Recorded data:
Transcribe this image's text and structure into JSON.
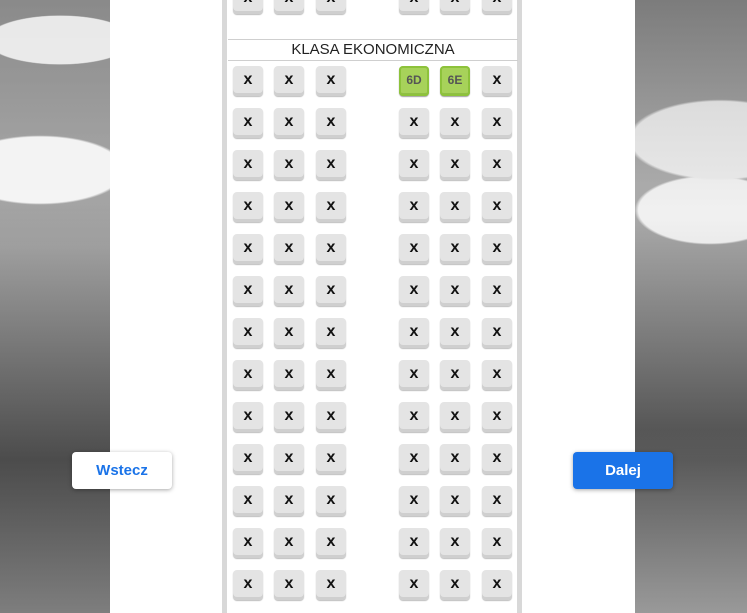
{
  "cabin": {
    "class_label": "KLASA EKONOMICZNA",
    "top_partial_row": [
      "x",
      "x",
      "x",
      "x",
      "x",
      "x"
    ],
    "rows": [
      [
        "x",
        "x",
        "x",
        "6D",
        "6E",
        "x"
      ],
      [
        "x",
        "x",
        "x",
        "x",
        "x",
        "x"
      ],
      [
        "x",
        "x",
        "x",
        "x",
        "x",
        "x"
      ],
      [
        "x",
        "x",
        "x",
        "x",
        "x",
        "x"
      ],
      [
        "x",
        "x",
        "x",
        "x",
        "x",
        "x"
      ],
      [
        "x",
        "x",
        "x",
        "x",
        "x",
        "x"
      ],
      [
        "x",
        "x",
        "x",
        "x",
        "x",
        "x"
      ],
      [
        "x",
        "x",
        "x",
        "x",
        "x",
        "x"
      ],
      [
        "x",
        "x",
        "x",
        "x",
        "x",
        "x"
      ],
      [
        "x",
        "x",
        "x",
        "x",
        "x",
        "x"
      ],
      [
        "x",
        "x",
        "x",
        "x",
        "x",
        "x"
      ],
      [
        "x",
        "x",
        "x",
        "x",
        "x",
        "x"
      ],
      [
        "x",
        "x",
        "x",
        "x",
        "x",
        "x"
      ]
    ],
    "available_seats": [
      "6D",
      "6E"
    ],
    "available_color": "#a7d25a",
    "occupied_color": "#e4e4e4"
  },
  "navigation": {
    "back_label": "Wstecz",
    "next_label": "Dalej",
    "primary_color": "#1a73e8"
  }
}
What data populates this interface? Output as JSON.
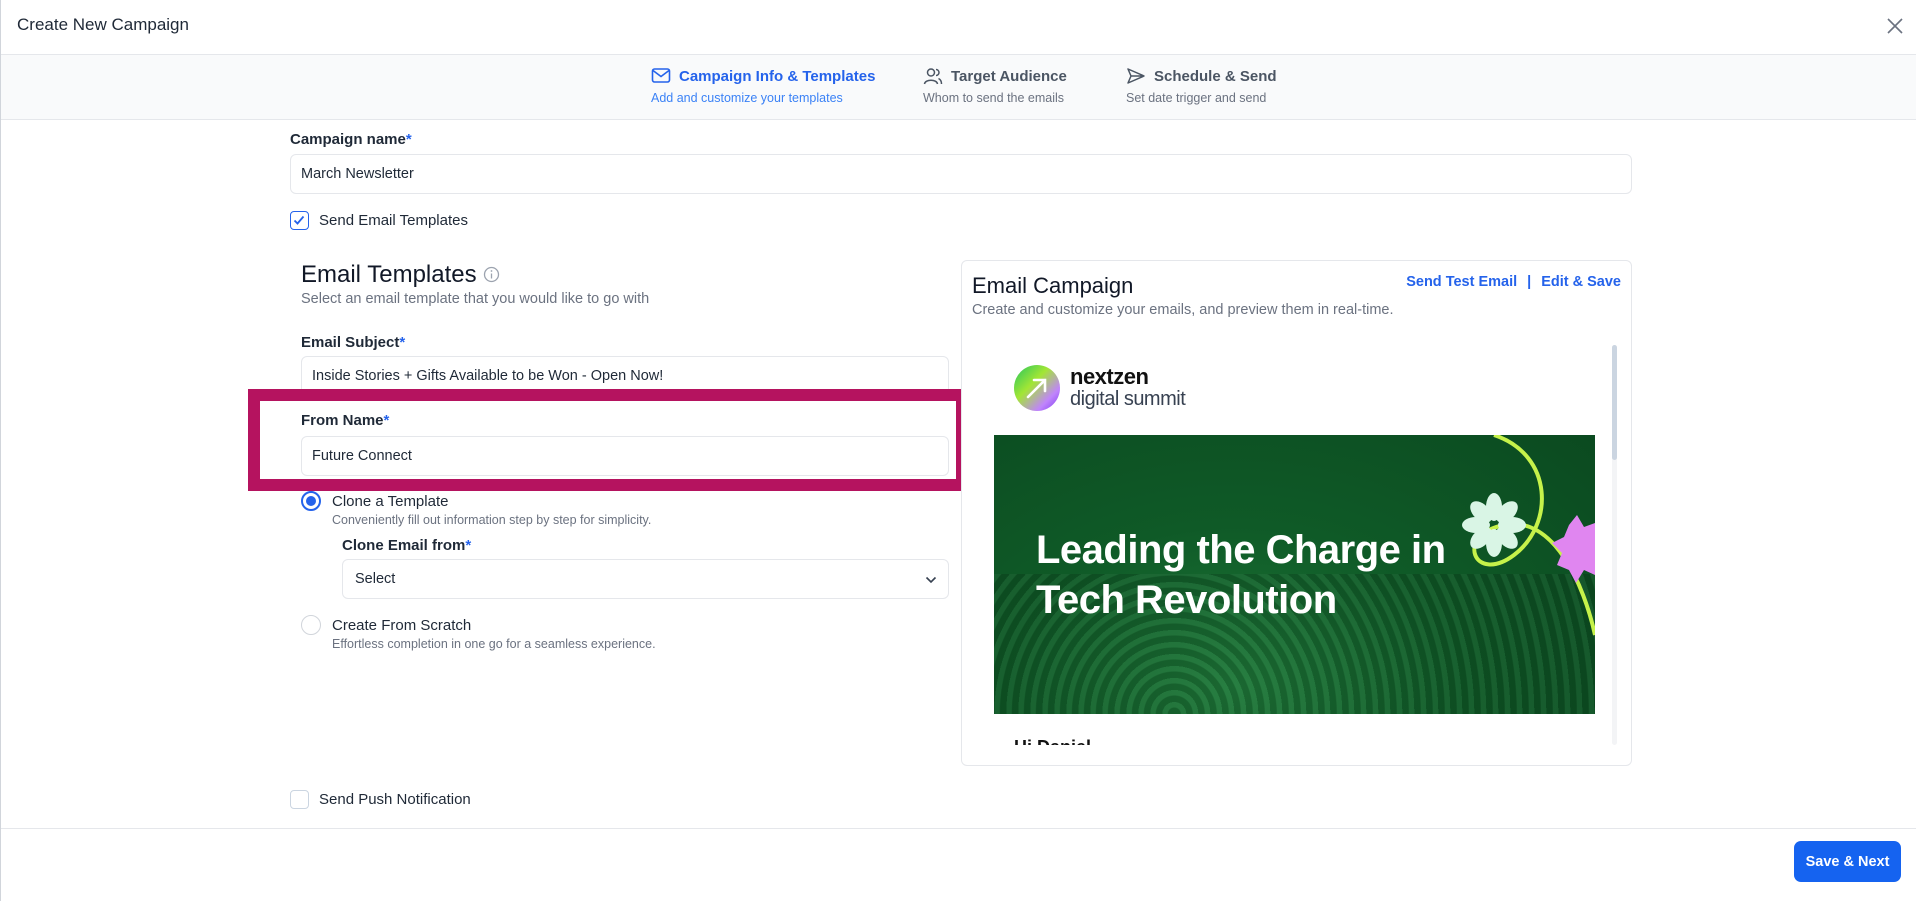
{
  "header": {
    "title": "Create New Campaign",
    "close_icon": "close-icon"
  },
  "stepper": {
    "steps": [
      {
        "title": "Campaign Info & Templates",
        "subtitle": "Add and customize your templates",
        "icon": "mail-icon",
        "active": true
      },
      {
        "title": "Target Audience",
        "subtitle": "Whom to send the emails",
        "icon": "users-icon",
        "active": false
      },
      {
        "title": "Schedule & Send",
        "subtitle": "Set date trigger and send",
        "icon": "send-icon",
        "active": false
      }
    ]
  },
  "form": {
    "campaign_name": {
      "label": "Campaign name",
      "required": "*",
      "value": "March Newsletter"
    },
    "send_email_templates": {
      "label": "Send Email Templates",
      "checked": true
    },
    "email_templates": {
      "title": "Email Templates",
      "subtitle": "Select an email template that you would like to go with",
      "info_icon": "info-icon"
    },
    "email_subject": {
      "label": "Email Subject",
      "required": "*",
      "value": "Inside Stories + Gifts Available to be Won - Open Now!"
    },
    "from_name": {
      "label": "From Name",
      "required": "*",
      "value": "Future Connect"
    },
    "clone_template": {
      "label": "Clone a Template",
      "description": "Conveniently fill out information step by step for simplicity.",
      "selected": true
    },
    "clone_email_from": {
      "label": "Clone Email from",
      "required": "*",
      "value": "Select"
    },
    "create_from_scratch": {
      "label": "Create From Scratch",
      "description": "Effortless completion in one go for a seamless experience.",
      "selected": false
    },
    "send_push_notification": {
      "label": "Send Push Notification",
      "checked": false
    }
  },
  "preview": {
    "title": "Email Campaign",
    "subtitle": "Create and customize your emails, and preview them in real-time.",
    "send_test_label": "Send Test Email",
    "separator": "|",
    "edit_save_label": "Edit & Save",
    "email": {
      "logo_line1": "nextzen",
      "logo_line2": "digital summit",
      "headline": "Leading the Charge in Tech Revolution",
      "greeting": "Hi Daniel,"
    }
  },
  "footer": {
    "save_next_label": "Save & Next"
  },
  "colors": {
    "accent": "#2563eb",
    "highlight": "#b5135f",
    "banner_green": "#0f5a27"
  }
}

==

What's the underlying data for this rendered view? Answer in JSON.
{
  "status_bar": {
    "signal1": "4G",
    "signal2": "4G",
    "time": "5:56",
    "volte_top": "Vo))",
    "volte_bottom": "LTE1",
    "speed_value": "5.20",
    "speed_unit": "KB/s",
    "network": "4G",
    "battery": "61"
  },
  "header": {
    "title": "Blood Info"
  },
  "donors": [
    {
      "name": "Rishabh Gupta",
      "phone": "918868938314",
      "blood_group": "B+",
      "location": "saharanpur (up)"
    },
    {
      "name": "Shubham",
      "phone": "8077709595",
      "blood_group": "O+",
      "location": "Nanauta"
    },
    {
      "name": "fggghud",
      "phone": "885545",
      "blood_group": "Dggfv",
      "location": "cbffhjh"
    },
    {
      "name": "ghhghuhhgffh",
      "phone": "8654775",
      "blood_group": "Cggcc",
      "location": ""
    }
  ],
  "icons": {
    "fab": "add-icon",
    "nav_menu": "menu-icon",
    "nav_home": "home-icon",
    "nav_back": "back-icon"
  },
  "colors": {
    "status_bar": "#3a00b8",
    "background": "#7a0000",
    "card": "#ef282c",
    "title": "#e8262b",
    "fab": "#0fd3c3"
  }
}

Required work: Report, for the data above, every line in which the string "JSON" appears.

Answer section:
Transcribe this image's text and structure into JSON.
What data populates this interface? Output as JSON.
What's the underlying data for this rendered view? Answer in JSON.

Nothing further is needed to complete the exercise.